“Dream on! That would give you a set.”
“Hey, you’ve already got two sets!” She hoped she wasn’t whining. “I’d have only one.” She refrained from lecturing him on justice and mercy.
He wasn’t moved. She remembered her consciousness-raising group in the years of feminism’s second wave, when Minny Bauman had said they shouldn’t let their kids play this capitalistic game. She herself had argued for Monopoly as preparation for careers in a capitalist country.
The next time he passed Go, he bought a house for Indiana. “That’ll be ninety dollars, if you land on it!” He was looking a little flushed.
Without a set of properties, there was no way to rise from poverty. She was an African country in debt to the World Bank. She was a farmer in the Dust Bowl of the 1930s. No wonder this game had been created during the Great Depression. It gave at least the illusion of a chance at wealth. Still, she played along. “I ain’t landing on no Indiana,” she said, but her tone was off. She was getting bored — was that it? — not just with the game but with the necessary bravado. Or was it that the grand boy was acting so much like her brother?
On and on it went. Roll, play, pay him something. Roll, play, pay him something. Eventually she reached a point where she felt she could surrender — and did so with some relief. “I’m throwing in the towel, kiddo. I’m dead,” she said, hoping to model good sportsmanship. “You win. I lose. Good game.”
He looked at her in disbelief. “You’ve got to play to the end!”
She played to the end. She mortgaged everything down to the last dollar, but it wasn’t enough to cover her debt.
“I creamed you!”
She narrowed her eyes and managed to regain the right tone: “Next time, buddy, it is I who will cream you!”
He began to sort the money, then paused. “Want to play again?”
“Some other day. How about a little iced tea?”
“OK.” He gathered the property deeds, the dice, the miniature green houses and red hotels. This was an improvement on her brother, who, bloated with fake cash, would kick the game board and scream, “Losers pick up!” When the grand boy looked up, he said, “Should I play my violin now?”
“That would be lovely. I’ll be right back.”
She returned from the kitchen with tea and a plate of the kind of molasses cookies her aunt, his grandmother, used to make and store in an earthenware jar during the Cold War, with its nuclear weapons waiting in silos.

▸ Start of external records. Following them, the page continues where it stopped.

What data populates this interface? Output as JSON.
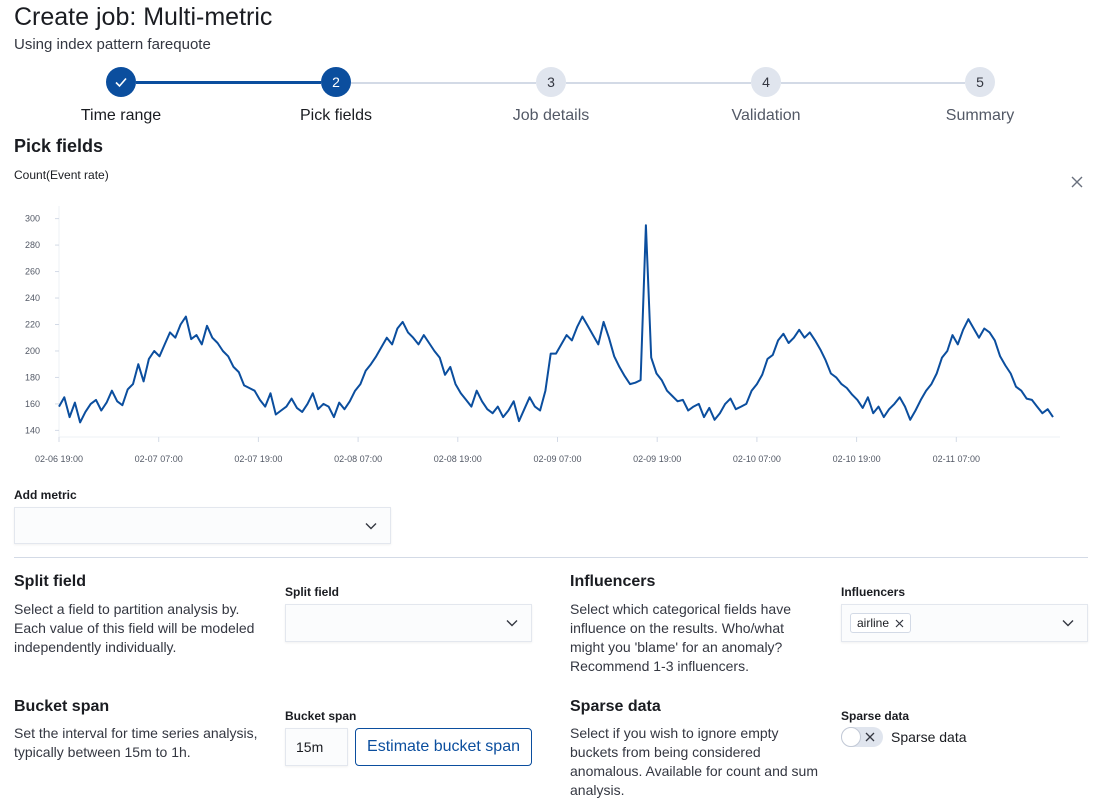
{
  "header": {
    "title": "Create job: Multi-metric",
    "subtitle": "Using index pattern farequote"
  },
  "steps": [
    {
      "number": "1",
      "label": "Time range",
      "state": "complete"
    },
    {
      "number": "2",
      "label": "Pick fields",
      "state": "current"
    },
    {
      "number": "3",
      "label": "Job details",
      "state": "incomplete"
    },
    {
      "number": "4",
      "label": "Validation",
      "state": "incomplete"
    },
    {
      "number": "5",
      "label": "Summary",
      "state": "incomplete"
    }
  ],
  "section_title": "Pick fields",
  "metric_chart": {
    "title": "Count(Event rate)",
    "close_icon": "close-icon"
  },
  "chart_data": {
    "type": "line",
    "title": "Count(Event rate)",
    "xlabel": "",
    "ylabel": "",
    "ylim": [
      135,
      305
    ],
    "y_ticks": [
      "140",
      "160",
      "180",
      "200",
      "220",
      "240",
      "260",
      "280",
      "300"
    ],
    "x_ticks": [
      "02-06 19:00",
      "02-07 07:00",
      "02-07 19:00",
      "02-08 07:00",
      "02-08 19:00",
      "02-09 07:00",
      "02-09 19:00",
      "02-10 07:00",
      "02-10 19:00",
      "02-11 07:00"
    ],
    "x_range": [
      "2017-02-06 19:00",
      "2017-02-11 18:30"
    ],
    "series": [
      {
        "values": [
          158,
          165,
          150,
          161,
          146,
          154,
          160,
          163,
          155,
          161,
          170,
          162,
          159,
          171,
          175,
          190,
          177,
          194,
          200,
          196,
          205,
          214,
          210,
          220,
          226,
          209,
          212,
          205,
          219,
          210,
          206,
          200,
          196,
          188,
          184,
          174,
          172,
          170,
          163,
          158,
          168,
          152,
          155,
          158,
          164,
          157,
          154,
          160,
          168,
          156,
          160,
          158,
          150,
          161,
          156,
          162,
          170,
          175,
          185,
          190,
          196,
          203,
          210,
          205,
          217,
          222,
          214,
          210,
          205,
          212,
          206,
          200,
          195,
          182,
          188,
          175,
          168,
          163,
          158,
          170,
          162,
          156,
          153,
          158,
          150,
          155,
          162,
          147,
          156,
          165,
          158,
          155,
          170,
          198,
          198,
          205,
          212,
          208,
          218,
          226,
          219,
          212,
          205,
          222,
          210,
          196,
          188,
          181,
          175,
          176,
          178,
          295,
          195,
          183,
          178,
          170,
          166,
          162,
          163,
          155,
          158,
          160,
          150,
          157,
          148,
          153,
          160,
          164,
          156,
          158,
          160,
          170,
          175,
          182,
          194,
          197,
          208,
          213,
          206,
          210,
          216,
          210,
          214,
          208,
          201,
          193,
          183,
          180,
          175,
          172,
          167,
          163,
          157,
          165,
          153,
          158,
          150,
          156,
          160,
          165,
          158,
          148,
          155,
          163,
          170,
          175,
          183,
          195,
          200,
          212,
          205,
          216,
          224,
          217,
          210,
          217,
          214,
          208,
          196,
          189,
          183,
          173,
          170,
          164,
          163,
          158,
          153,
          156,
          150
        ]
      }
    ]
  },
  "add_metric": {
    "label": "Add metric",
    "value": ""
  },
  "split_field": {
    "heading": "Split field",
    "description": "Select a field to partition analysis by. Each value of this field will be modeled independently individually.",
    "label": "Split field",
    "value": ""
  },
  "influencers": {
    "heading": "Influencers",
    "description": "Select which categorical fields have influence on the results. Who/what might you 'blame' for an anomaly? Recommend 1-3 influencers.",
    "label": "Influencers",
    "selected": [
      "airline"
    ]
  },
  "bucket_span": {
    "heading": "Bucket span",
    "description": "Set the interval for time series analysis, typically between 15m to 1h.",
    "label": "Bucket span",
    "value": "15m",
    "estimate_button": "Estimate bucket span"
  },
  "sparse_data": {
    "heading": "Sparse data",
    "description": "Select if you wish to ignore empty buckets from being considered anomalous. Available for count and sum analysis.",
    "label": "Sparse data",
    "switch_label": "Sparse data",
    "enabled": false
  },
  "colors": {
    "primary": "#0b4e9e",
    "line": "#0b4e9e",
    "step_incomplete": "#e0e5ee"
  }
}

“They’re good,” he said. He drank half his tea and put the glass down, then sprang open the latches on the violin case. He adjusted the chin rest, brought out the bow, and settled into the posture he’d been taught. Turning his attention inward, he raised the bow and played “Row, Row, Row Your Boat.” He went on, playing “Frère Jacques.” There were occasional squeaks and failed notes.

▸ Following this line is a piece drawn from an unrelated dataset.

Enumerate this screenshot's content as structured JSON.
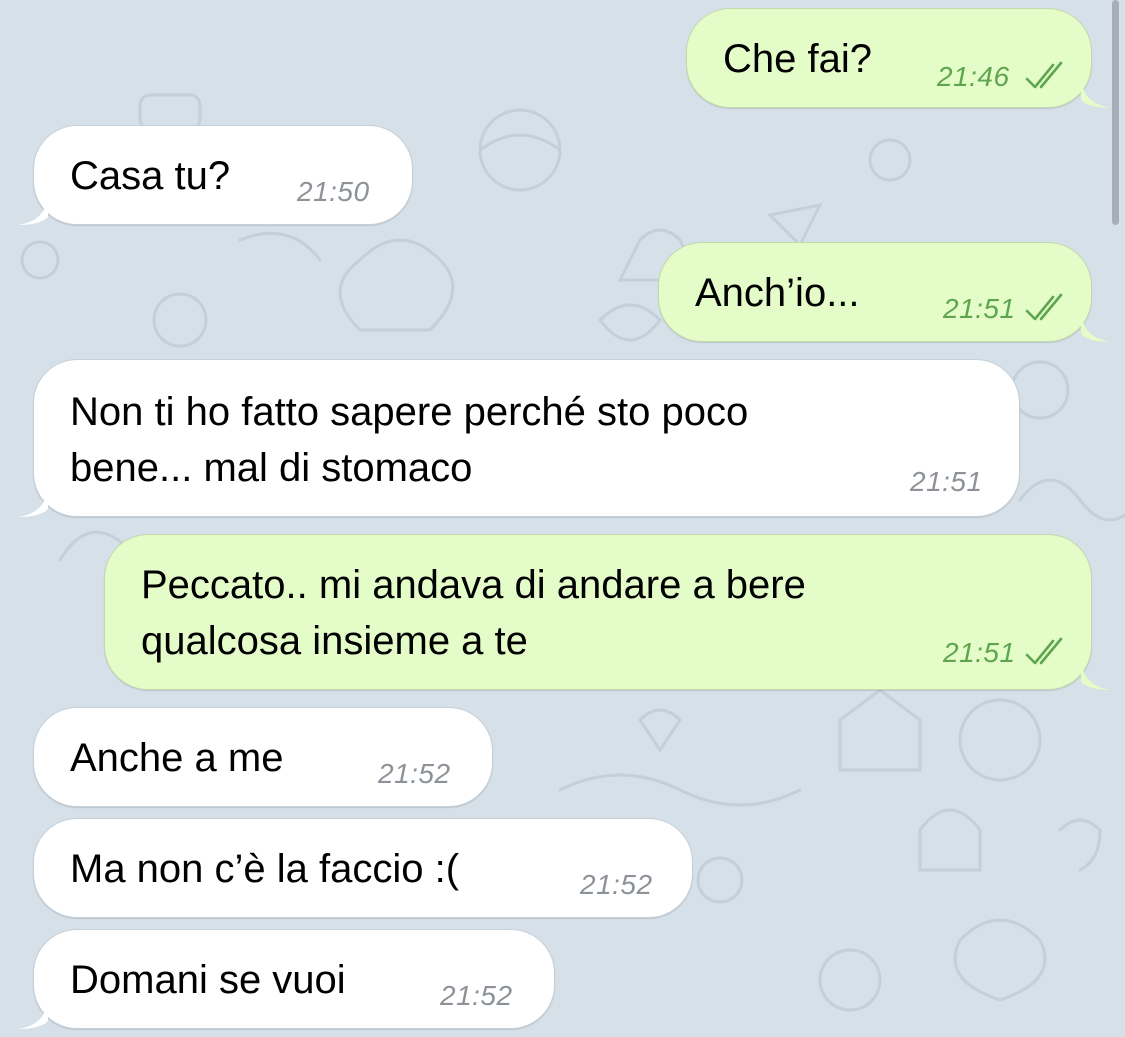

“I haven’t practiced for a while,” he explained. “My dad just got my violin fixed.”
“I love it. Keep on.”
“This is my favorite,” he announced, his face tilted to the instrument. He deepened his concentration before bringing forth the opening notes of “Ode to Joy” from Beethoven’s Ninth Symphony. She watched the grand boy’s thoughtful, vulnerable face and listened to the triumphant hymn that extols a brotherhood of nations. Yet in her mind’s eye she saw city towers collapsing and the red glare of rockets over Baghdad.
The nine-year-old face remained earnest as he played through the circling notes. Was it enough for redemption, this arm held at a perfect angle, this chin firmly on the rest pad? She thought of all the things this delicate, crazy, rational, greedy, loving species had created from the time of the ice to the time of global warming while other species were going extinct, and yet somehow this one tree sloth or whatever, this chimpanzee, was growing up to be 6 billion people who didn’t just drown in their own waste or shoot each other into unrecognizable pieces. They also played the violin.